—Joy James, <em>Seeking the Beloved Community
Reflections on Hans W. Frei on Hermeneutics, Christology, and Theological
Daniel D. Shin – “Daniel Shin’s well-written study is a worthy addition to the literature on Hans Frei. The entirety of the book is helpful in understanding the movement of Frei’s thought over his career. Especially interesting is the way Shin integrates his nuanced analysis of Frei’s late-career engagement with Schleiermacher and with nineteenth-century historical criticism into his argument for the public nature of Frei’s theological program. This enjoyable book represents a significant advance in the conversation over Frei’s theological legacy—highly recommended!”
—John Allan Knight, <em>Liberalism Versus Postliberalism: The Great Divide in Twentieth Century Theology

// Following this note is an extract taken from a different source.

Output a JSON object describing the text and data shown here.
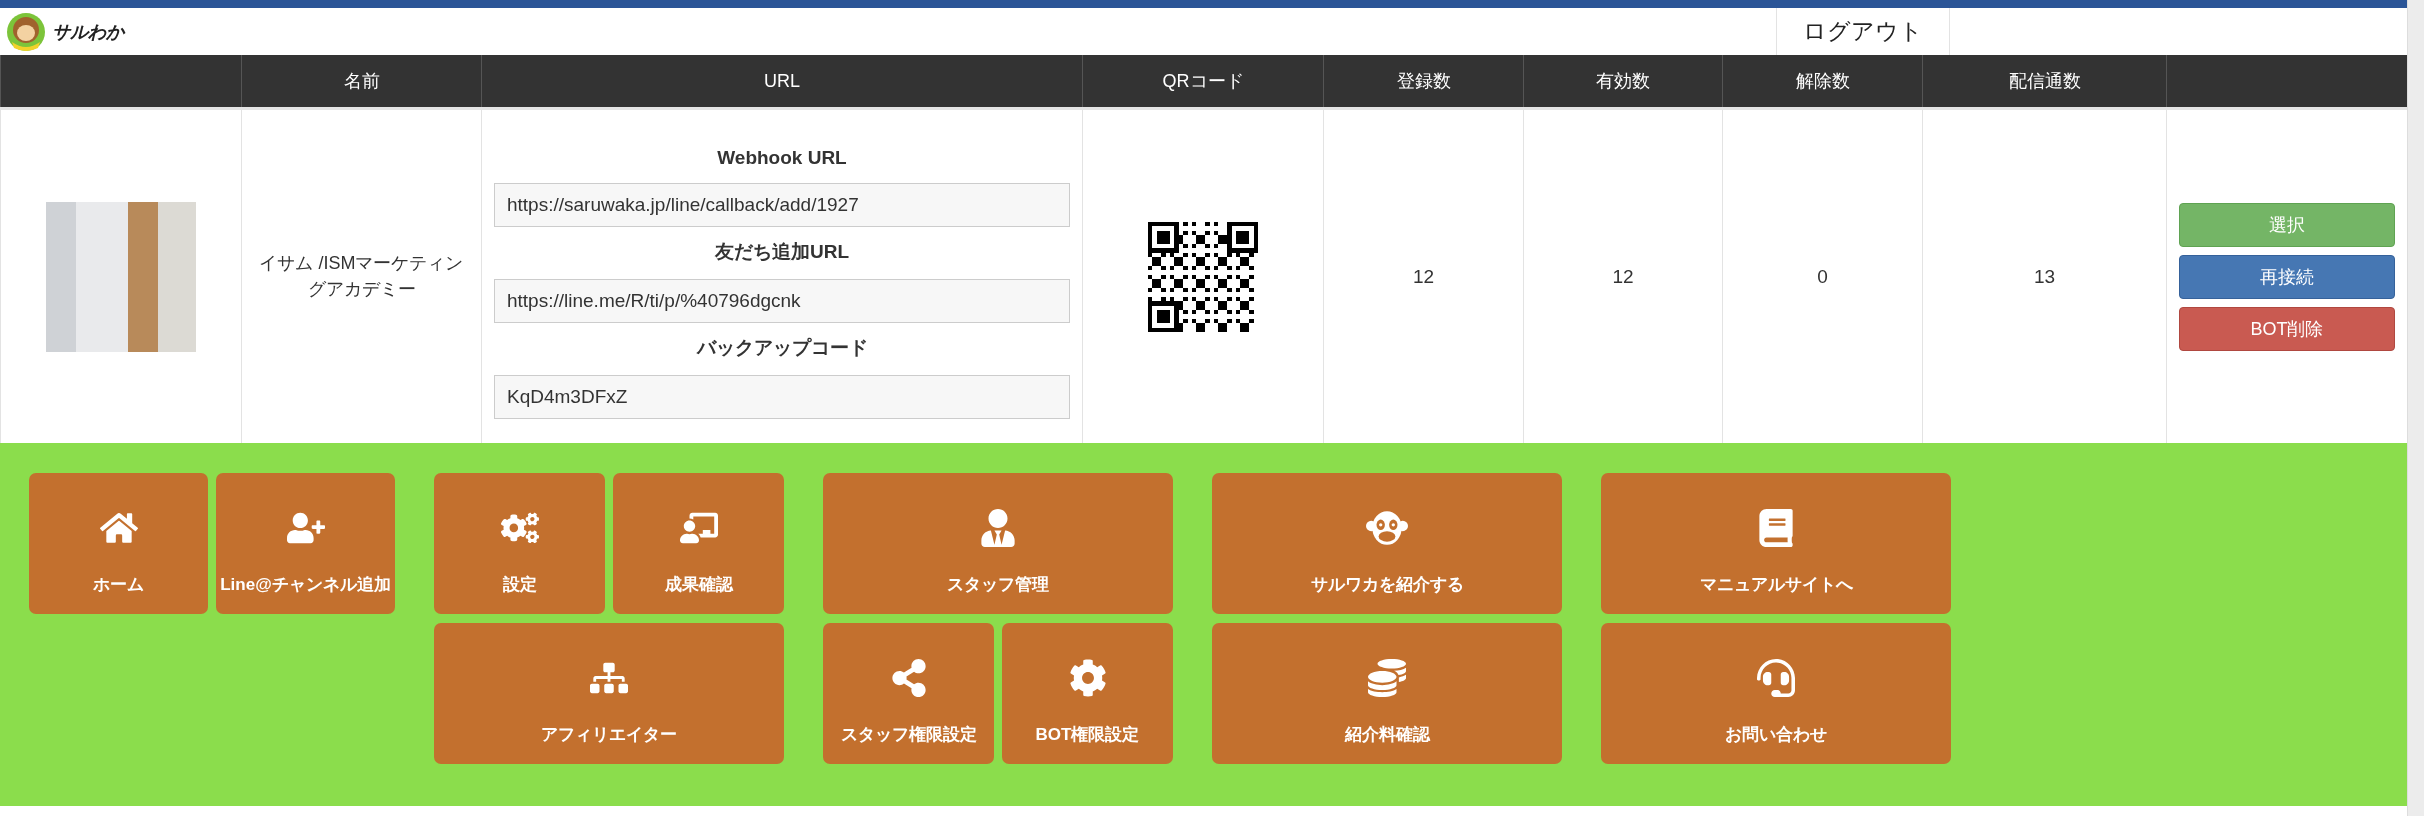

Stories that Make History: The Experience and Memories of the Japanese Military "Comfort Girls-Women
Angella M. Pak Son – “What would it be like if your existence was erased for half a century? This is the reality for the Korean comfort girls-women whose lives had been erased since the time of the expansion of comfort stations by the Japanese military in 1937. This book is an effort to bring these women back to life and to make their voices, experiences and memories available to future generations. The experiences of Korean comfort girls-women are a paradigmatic example of how military sexual violence can obliterate the dignity of women and shame them into nonexistence…”
In Kierkegaard's Garden with the Poppy Blooms: Why Derrida Doesn't Read Kierkegaard When He Reads Kierkegaard
Chris Boesel – “Deconstruction is justice. Or maybe not. In a provocative and yet witty book, Chris Boesel invites us to consider the problems with a deconstruction that doesn’t turn its critical lens upon its own progressivism. Offering Kierkegaardian Christianity as a constructive alternative, Boesel argues that we need an actual God defined by embodied relational love if we are to go beyond mere structural logics of alterity and begin to care for the widows, the orphans, and the strangers in our midst. No one is safe from this book. But we are all better because of it.”
—J. Aaron Simmons, God and the Other: Ethics and Politics After the Theological Turn
Wisdom Commentary: Judith
Robert Paul Seesengood – “Koosed and Seesengood offer the best of what feminist criticism has to offer in this eminently readable commentary on the book of Judith. Masculinity studies, gender theory, and queer theory are all skillfully deployed to illuminate the shifting performances of gender at the center of this book. The result is a nuanced, provocative, and fascinating analysis of the book of Judith. Readers will especially benefit from the authors’ suspicion of easy resolutions for this complex narrative featuring a wealthy, pious, seductive, and slave-owning heroine.”
—Colleen M. Conway, Sex and Slaughter in the Tent of Jael: A Cultural History of a Biblical Story.